LETTER: Laundry move doesn’t add up

Reader says laundry privatization will export jobs.

Re: Interior Health closer to privatizing laundry services in Nelson

As alternate director for RDCK Area E I toured Kootenay Lake Hospital Feb. 25 before the West Kootenay-Boundary Regional District Hospital Board meeting.

A plant supervisor took us through the laundry. He told us the equipment was good for another 11 years. Yet the IHA’s press release quoted in the Feb. 13 Nelson Star said privatizing would “avoid significant capital costs associated with replacing industrial laundry equipment.”

These two statements clearly don’t jibe. Interior Health (along with Vancouver’s Coastal Health) wants to contract out all its 15 regional laundries to a single corporation, so it appears that Kootenay Lake Hospital’s laundry is being sacrificed because some bigger Interior Health laundry needs new equipment the health authority has not budgeted for.

Interior Health has confirmed no business in the BC interior is capable of handling this amount of hospital laundry, so the contract will go to the Lower Mainland, exporting over a hundred jobs out of our rural area. In addition to more trucks and drivers, this will cost the contractor more gas and cause both more road repairs and more pollution and global warming. How can this save us money?

Private companies pay higher insurance costs and higher interest rates on borrowed funds than government entities. In addition they need to make a profit. How can this save taxpayers’ money?

The only answer I see is to pay the workers less, and perhaps have fewer workers. This usually leads to high turnover, which means fewer trained workers. Infection control in hospitals is a very serious business. Laundries are one of the keys.

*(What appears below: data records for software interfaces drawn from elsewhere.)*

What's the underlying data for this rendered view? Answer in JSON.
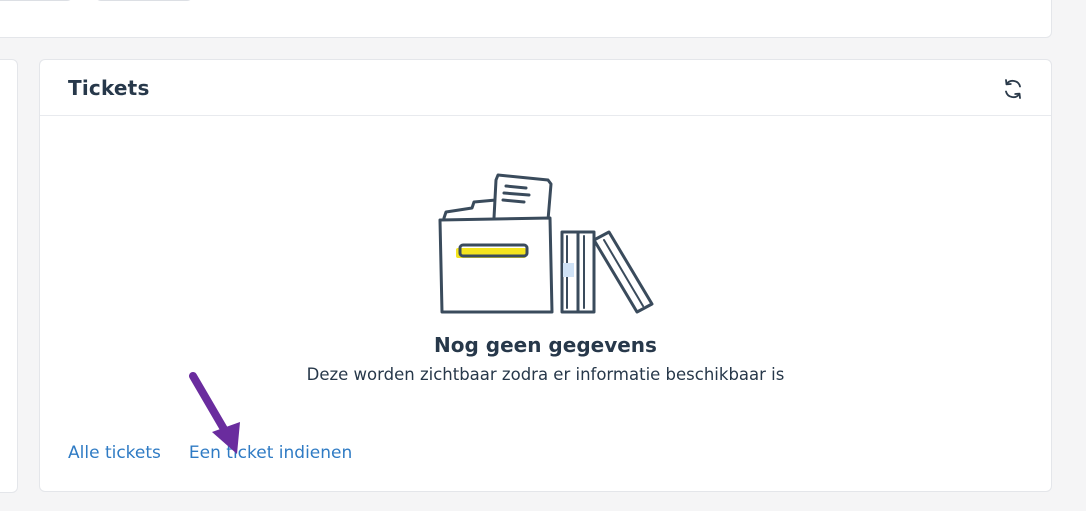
{
  "tickets": {
    "title": "Tickets",
    "refresh_icon": "refresh-icon",
    "empty_state": {
      "icon": "empty-box-with-books-illustration",
      "title": "Nog geen gegevens",
      "subtitle": "Deze worden zichtbaar zodra er informatie beschikbaar is"
    },
    "links": {
      "all_tickets": "Alle tickets",
      "submit_ticket": "Een ticket indienen"
    }
  },
  "colors": {
    "link": "#2f7bc4",
    "text": "#27384a",
    "illustration_stroke": "#3a4b5c",
    "illustration_accent": "#f4e41d",
    "annotation_arrow": "#6a2c9e"
  }
}
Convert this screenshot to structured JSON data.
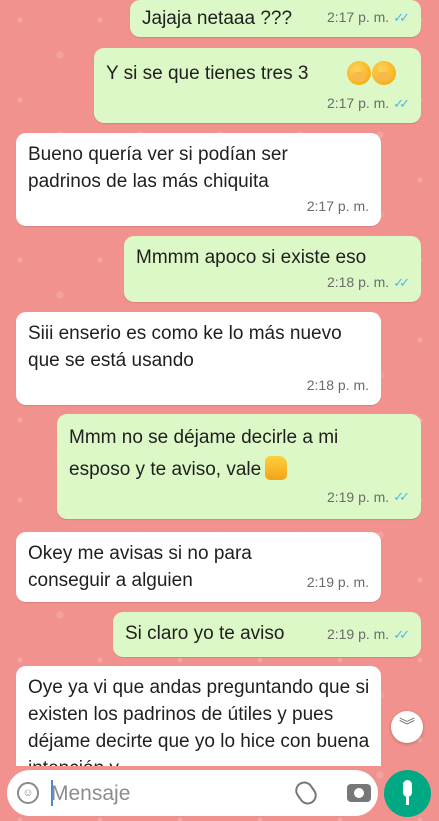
{
  "messages": [
    {
      "text": "Jajaja netaaa ???",
      "time": "2:17 p. m."
    },
    {
      "text": "Y si se que tienes tres 3",
      "time": "2:17 p. m."
    },
    {
      "text": "Bueno quería ver si podían ser padrinos de las más chiquita",
      "time": "2:17 p. m."
    },
    {
      "text": "Mmmm apoco si existe eso",
      "time": "2:18 p. m."
    },
    {
      "text": "Siii enserio  es como ke lo más nuevo que se está usando",
      "time": "2:18 p. m."
    },
    {
      "text": "Mmm no se déjame decirle a mi esposo y te aviso, vale",
      "time": "2:19 p. m."
    },
    {
      "text": "Okey me avisas si no para conseguir a alguien",
      "time": "2:19 p. m."
    },
    {
      "text": "Si claro yo te aviso",
      "time": "2:19 p. m."
    },
    {
      "text": "Oye ya vi que andas preguntando que si existen los padrinos de útiles  y pues déjame decirte que yo lo hice  con buena intención y"
    }
  ],
  "input": {
    "placeholder": "Mensaje"
  },
  "icons": {
    "read_receipt": "double-check-icon",
    "emoji": "emoji-icon",
    "attach": "paperclip-icon",
    "camera": "camera-icon",
    "mic": "microphone-icon",
    "scroll": "chevron-down-double-icon"
  },
  "colors": {
    "outgoing": "#dcf8c6",
    "incoming": "#ffffff",
    "read_receipt": "#4fb6ec",
    "mic": "#00a884"
  }
}
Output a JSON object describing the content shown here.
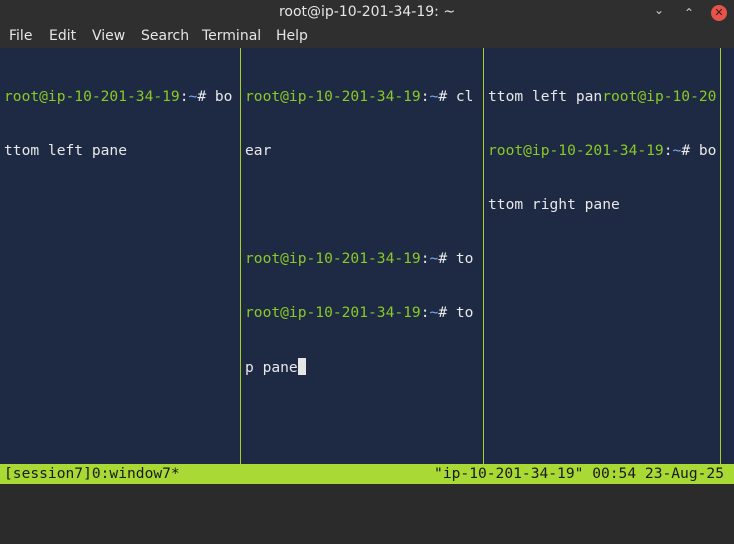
{
  "window": {
    "title": "root@ip-10-201-34-19: ~"
  },
  "window_controls": {
    "minimize": "⌄",
    "maximize": "⌃",
    "close": "✕"
  },
  "menu": [
    "File",
    "Edit",
    "View",
    "Search",
    "Terminal",
    "Help"
  ],
  "colors": {
    "prompt": "#8ac926",
    "path": "#7da6ff",
    "text": "#e8e8e8",
    "background": "#1e2a44",
    "status_bar": "#a9d934"
  },
  "panes": {
    "left": {
      "lines": [
        {
          "host": "root@ip-10-201-34-19",
          "sep": ":",
          "path": "~",
          "rest": "# bo"
        },
        {
          "text": "ttom left pane"
        }
      ]
    },
    "middle": {
      "lines": [
        {
          "host": "root@ip-10-201-34-19",
          "sep": ":",
          "path": "~",
          "rest": "# cl"
        },
        {
          "text": "ear"
        },
        {
          "text": ""
        },
        {
          "host": "root@ip-10-201-34-19",
          "sep": ":",
          "path": "~",
          "rest": "# to"
        },
        {
          "host": "root@ip-10-201-34-19",
          "sep": ":",
          "path": "~",
          "rest": "# to"
        },
        {
          "text": "p pane"
        }
      ]
    },
    "right": {
      "lines": [
        {
          "pre": "ttom left pan",
          "host": "root@ip-10-20"
        },
        {
          "host": "root@ip-10-201-34-19",
          "sep": ":",
          "path": "~",
          "rest": "# bo"
        },
        {
          "text": "ttom right pane"
        }
      ]
    }
  },
  "status_bar": {
    "left": "[session7]0:window7*",
    "right": "\"ip-10-201-34-19\" 00:54 23-Aug-25"
  }
}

Are we risking our residents’ health by implementing this contracting out?

Pegasis McGauley


Just Posted

Pacific Insight to close in April

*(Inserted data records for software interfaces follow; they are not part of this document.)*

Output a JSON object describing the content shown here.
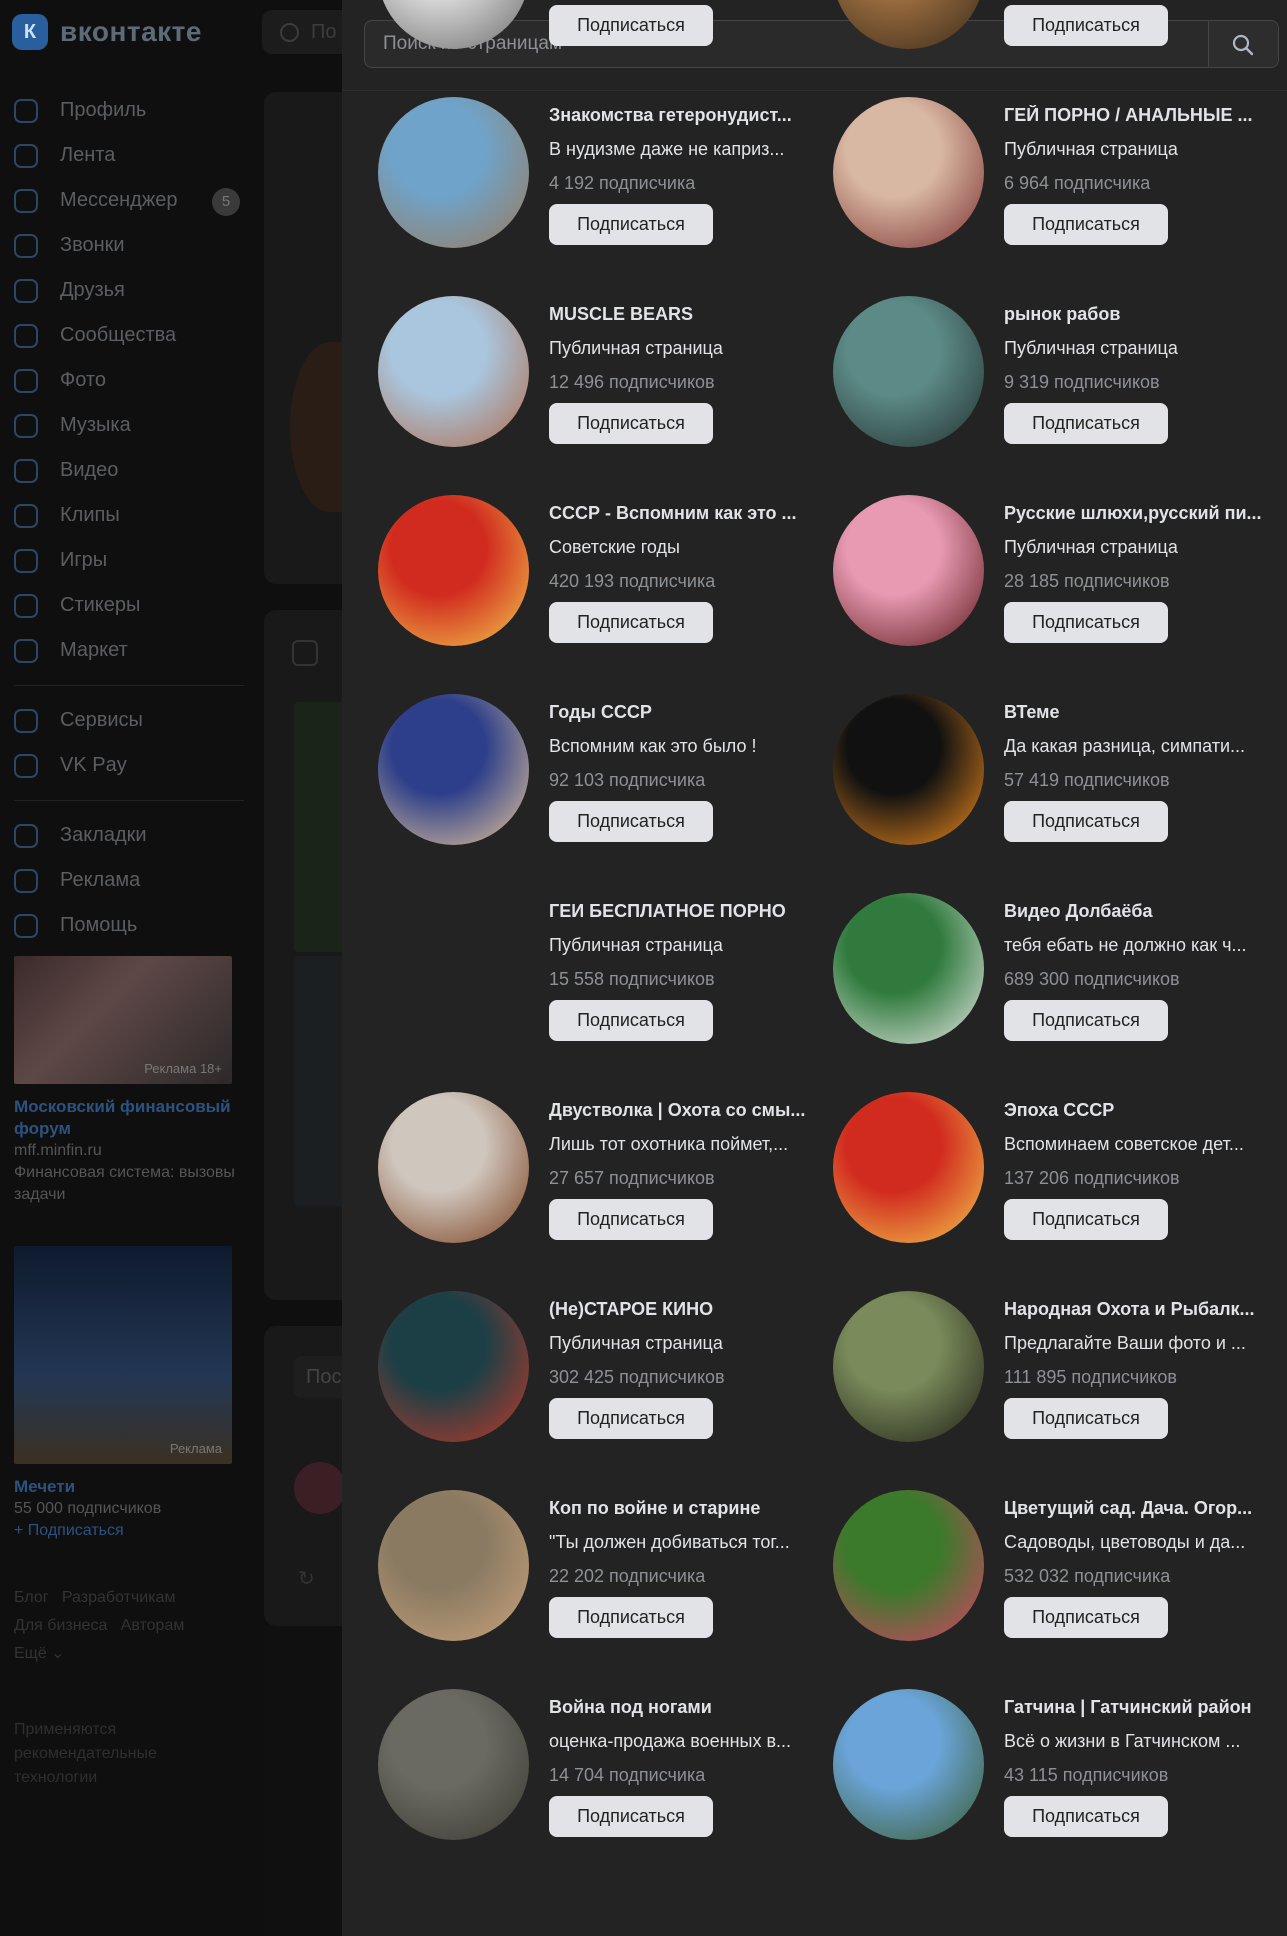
{
  "background": {
    "logo_mark": "К",
    "logo_text": "вконтакте",
    "search_placeholder": "По",
    "nav": [
      {
        "label": "Профиль",
        "icon": "profile-icon"
      },
      {
        "label": "Лента",
        "icon": "feed-icon"
      },
      {
        "label": "Мессенджер",
        "icon": "messenger-icon",
        "badge": "5"
      },
      {
        "label": "Звонки",
        "icon": "phone-icon"
      },
      {
        "label": "Друзья",
        "icon": "friends-icon"
      },
      {
        "label": "Сообщества",
        "icon": "communities-icon"
      },
      {
        "label": "Фото",
        "icon": "photo-icon"
      },
      {
        "label": "Музыка",
        "icon": "music-icon"
      },
      {
        "label": "Видео",
        "icon": "video-icon"
      },
      {
        "label": "Клипы",
        "icon": "clips-icon"
      },
      {
        "label": "Игры",
        "icon": "games-icon"
      },
      {
        "label": "Стикеры",
        "icon": "stickers-icon"
      },
      {
        "label": "Маркет",
        "icon": "market-icon"
      }
    ],
    "nav2": [
      {
        "label": "Сервисы",
        "icon": "services-icon"
      },
      {
        "label": "VK Pay",
        "icon": "vkpay-icon"
      }
    ],
    "nav3": [
      {
        "label": "Закладки",
        "icon": "bookmark-icon"
      },
      {
        "label": "Реклама",
        "icon": "ads-icon"
      },
      {
        "label": "Помощь",
        "icon": "help-icon"
      }
    ],
    "ad1": {
      "tag": "Реклама 18+",
      "title": "Московский финансовый форум",
      "url": "mff.minfin.ru",
      "text": "Финансовая система: вызовы задачи"
    },
    "ad2": {
      "tag": "Реклама",
      "title": "Мечети",
      "subscribers": "55 000 подписчиков",
      "follow": "+ Подписаться"
    },
    "footer": {
      "line1": "Блог   Разработчикам",
      "line2": "Для бизнеса   Авторам",
      "line3": "Ещё ⌄",
      "note": "Применяются рекомендательные технологии"
    },
    "post_placeholder": "Пос"
  },
  "panel": {
    "search": {
      "placeholder": "Поиск по страницам"
    },
    "subscribe_label": "Подписаться",
    "groups": [
      {
        "name": "",
        "desc": "",
        "count": "",
        "colors": [
          "#d8d8d8",
          "#6b6b6b"
        ]
      },
      {
        "name": "",
        "desc": "",
        "count": "",
        "colors": [
          "#9a6d3f",
          "#3a2a1a"
        ]
      },
      {
        "name": "Знакомства гетеронудист...",
        "desc": "В нудизме даже не каприз...",
        "count": "4 192 подписчика",
        "colors": [
          "#6fa3c9",
          "#9a7a5a"
        ]
      },
      {
        "name": "ГЕЙ ПОРНО / АНАЛЬНЫЕ ...",
        "desc": "Публичная страница",
        "count": "6 964 подписчика",
        "colors": [
          "#d9b8a3",
          "#7a2f2f"
        ]
      },
      {
        "name": "MUSCLE BEARS",
        "desc": "Публичная страница",
        "count": "12 496 подписчиков",
        "colors": [
          "#a9c6de",
          "#b06b4a"
        ]
      },
      {
        "name": "рынок рабов",
        "desc": "Публичная страница",
        "count": "9 319 подписчиков",
        "colors": [
          "#5c8a86",
          "#23302f"
        ]
      },
      {
        "name": "СССР - Вспомним как это ...",
        "desc": "Советские годы",
        "count": "420 193 подписчика",
        "colors": [
          "#d12a1f",
          "#f2c94c"
        ]
      },
      {
        "name": "Русские шлюхи,русский пи...",
        "desc": "Публичная страница",
        "count": "28 185 подписчиков",
        "colors": [
          "#e89ab3",
          "#5a1818"
        ]
      },
      {
        "name": "Годы СССР",
        "desc": "Вспомним как это было !",
        "count": "92 103 подписчика",
        "colors": [
          "#2d3f8a",
          "#e8c79a"
        ]
      },
      {
        "name": "ВТеме",
        "desc": "Да какая разница, симпати...",
        "count": "57 419 подписчиков",
        "colors": [
          "#111111",
          "#f28c1c"
        ]
      },
      {
        "name": "ГЕИ БЕСПЛАТНОЕ ПОРНО",
        "desc": "Публичная страница",
        "count": "15 558 подписчиков",
        "colors": [
          "#232323",
          "#232323"
        ]
      },
      {
        "name": "Видео Долбаёба",
        "desc": "тебя ебать не должно как ч...",
        "count": "689 300 подписчиков",
        "colors": [
          "#2f7a3c",
          "#e8e8e8"
        ]
      },
      {
        "name": "Двустволка | Охота со смы...",
        "desc": "Лишь тот охотника поймет,...",
        "count": "27 657 подписчиков",
        "colors": [
          "#cfc6bd",
          "#7a3e1c"
        ]
      },
      {
        "name": "Эпоха СССР",
        "desc": "Вспоминаем советское дет...",
        "count": "137 206 подписчиков",
        "colors": [
          "#d12a1f",
          "#f2c94c"
        ]
      },
      {
        "name": "(Не)СТАРОЕ КИНО",
        "desc": "Публичная страница",
        "count": "302 425 подписчиков",
        "colors": [
          "#1c3f45",
          "#c23a2a"
        ]
      },
      {
        "name": "Народная Охота и Рыбалк...",
        "desc": "Предлагайте Ваши фото и ...",
        "count": "111 895 подписчиков",
        "colors": [
          "#7a8a5a",
          "#1e1e16"
        ]
      },
      {
        "name": "Коп по войне и старине",
        "desc": "\"Ты должен добиваться тог...",
        "count": "22 202 подписчика",
        "colors": [
          "#8a7a62",
          "#c9a27a"
        ]
      },
      {
        "name": "Цветущий сад. Дача. Огор...",
        "desc": "Садоводы, цветоводы и да...",
        "count": "532 032 подписчика",
        "colors": [
          "#3a7a2a",
          "#d8416a"
        ]
      },
      {
        "name": "Война под ногами",
        "desc": "оценка-продажа военных в...",
        "count": "14 704 подписчика",
        "colors": [
          "#6a6a62",
          "#3a3a32"
        ]
      },
      {
        "name": "Гатчина | Гатчинский район",
        "desc": "Всё о жизни в Гатчинском ...",
        "count": "43 115 подписчиков",
        "colors": [
          "#6aa4d8",
          "#3a5a2a"
        ]
      }
    ]
  }
}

The remaining employees at the Nelson automotive manufacturing facility to be laid off

Free naloxone kits, training offered in Nelson

The sessions run Jan. 17 and 24, 1 p.m. at the Salvation Army

Nominations open for Nelson’s Citizen of the Year

Recent winners include Kim Charlesworth and Helen Jameson

Nelson Hydro to increase urban rates 1.5 per cent, rural 2.94 per cent

Much of the increase will go to vegetation management

Leafs add 2 players at KIJHL trade deadline

Nelson also traded defenceman Tyson Soobotin to Castlegar

B.C. storm totals $37M in insured damages

The December storm wreaked havoc on B.C.’s south coast

Study finds more than half of food produced in Canada wasted

The study released Thursday is the world’s first to measure food waste using data from industry and other sources instead of estimates

Snowed-in Austrian nuns insist they’re staying put

Authorities have deployed heavy equipment to clear snow and fallen trees blocking the road to the monastery

Chiasson nets shootout winner as Oilers edge Canucks 3-2

Edmonton moves one point ahead of Vancouver

B.C. chief says they didn’t give up rights for gas pipeline to be built

Hereditary chief: no elected band council or Crown authority has jurisdiction over Wet’suwet’en land

Condo rental bans may be on way out with B.C. empty home tax

Many exemptions to tax, but annual declarations required

UPDATE: B.C. boy, aunt missing for three days

The pair are missing from Kamloops

Daredevil changes game plan to jump broken White Rock pier

Brooke Colby tells council daredevil event would help boost waterfront business

Most Read